State hit with €170m bill as 8,500 join jobless ranks
THE DEPLETED public finances took a further €170m "hit" last month as 8,500 more people joined dole queues across the country.
The unemployment crisis deepened dramatically after new figures revealed the number of jobless had surpassed 450,000 for the first time.
The Government was also accused of failing younger people in the workforce, with Fine Gael and Youth Work Ireland highlighting the number of under-30s who are unemployed.
There are now 452,500 on the Live Register, the biggest rise in the seasonally adjusted figure for a year, and the unemployment rate has risen from 13.4pc in June to 13.7pc.
It has increased by 34,400 since this time last year and the largest monthly jump in unemployment came among professional workers, up by 12.3pc. Professionals now account for one in six people out of work. More women than men were added to the register during July, with an additional 4,600 women and 3,900 men signing on.
However, the Department of Finance last night insisted its budgetary plans were still on track and said unemployment would have to rise to around 485,000 by the end of the year to have an effect on its strategy.
It is estimated every person who loses his/her job costs the State €20,000 a year through lost taxes and increased social welfare payments.
The department could not say if the €170m hit the State had taken through the latest jobless figures would mean December's Budget -- which has to find €3bn in taxes and cuts -- will be even tougher.
"The budget will be decided in December so we'll have to look at the figures then," a spokesman for Finance Minster Brian Lenihan told the Irish Independent.
When planning the Budget last December, Mr Lenihan allowed for an average of 458,000 people to be jobless this year.
His spokesman said officials thought it was extremely unlikely the budgetary estimates would be exceeded.
Fine Gael's enterprise spokesman Richard Bruton said the impact on younger people was "very worrying".
"Unemployment rates among people under 25 are over 33pc and over a third of the young people who have become unemployed are already classed as long-term unemployed -- out of work for over a year," he said.
"The first wave of unemployment hit construction and manufacturing where 180,000 jobs were wiped out, mainly for men.

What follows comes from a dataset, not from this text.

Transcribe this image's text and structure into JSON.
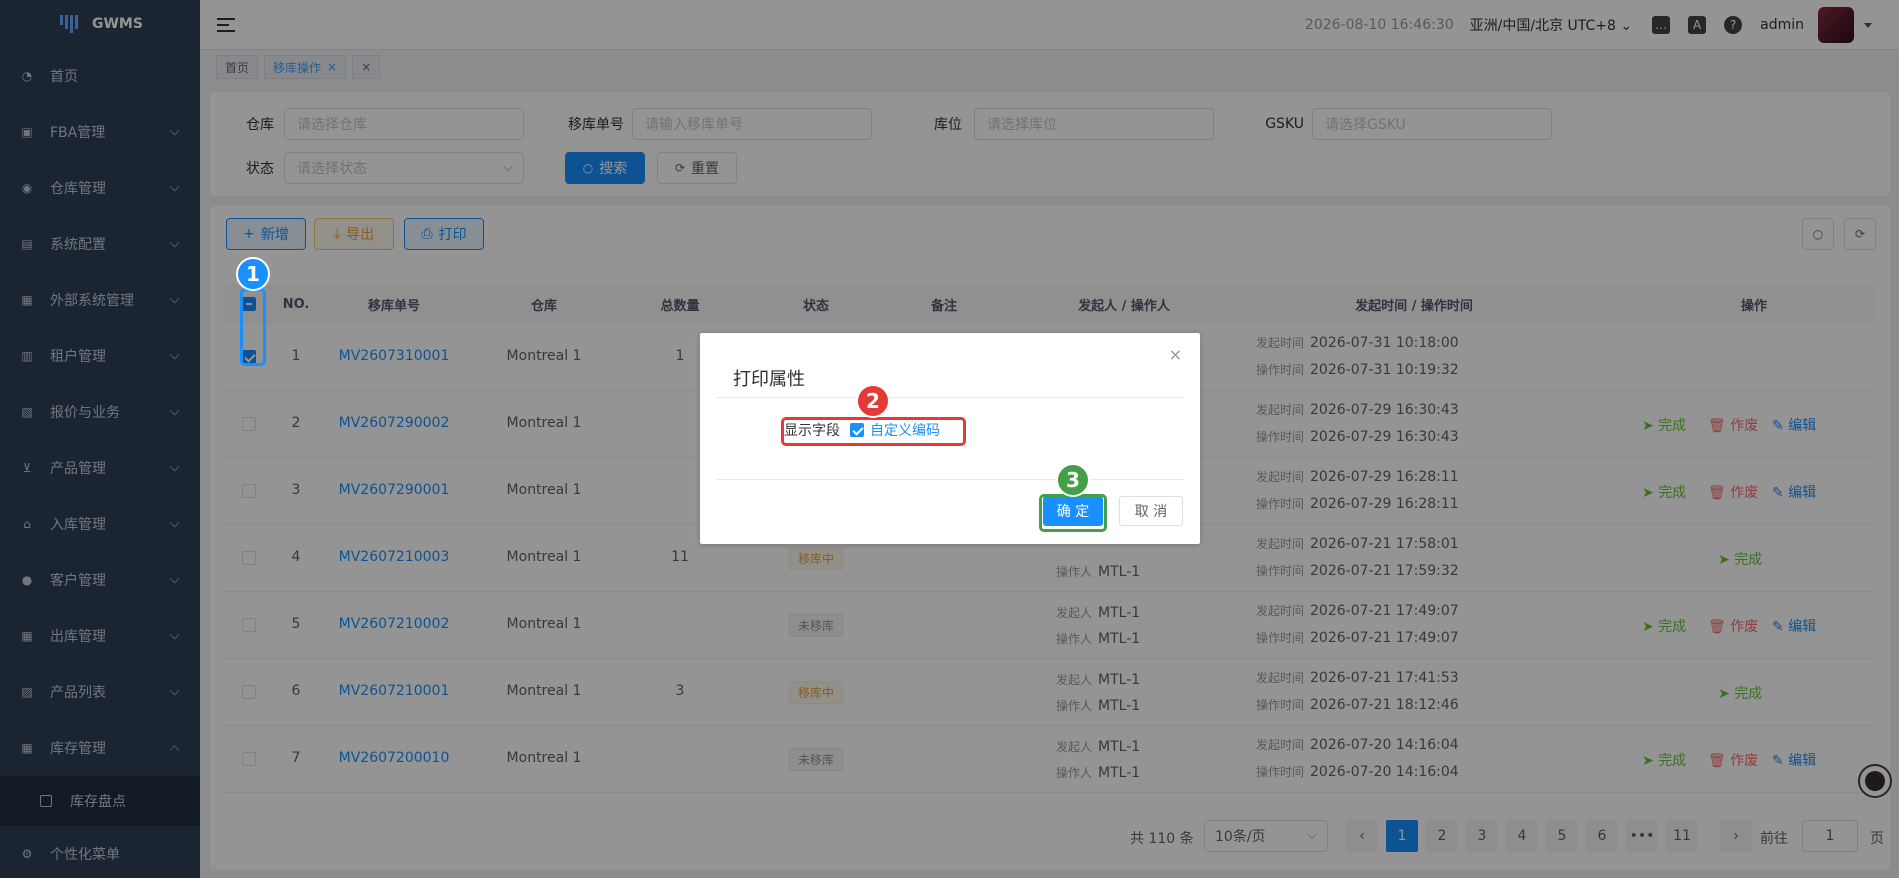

Now we see a second phase with huge job losses hitting white-collar workers, mainly women, as the recession takes hold."
Youth Work Ireland said unemployment among younger people had to be tackled since "nobody wants to see a whole generation cast aside".
But Enterprise Minister Batt O'Keeffe said a rise in the number of people on the dole was common in the summer due to seasonal factors.
Labour's Willie Penrose said the Government had no strategy to tackle unemployment.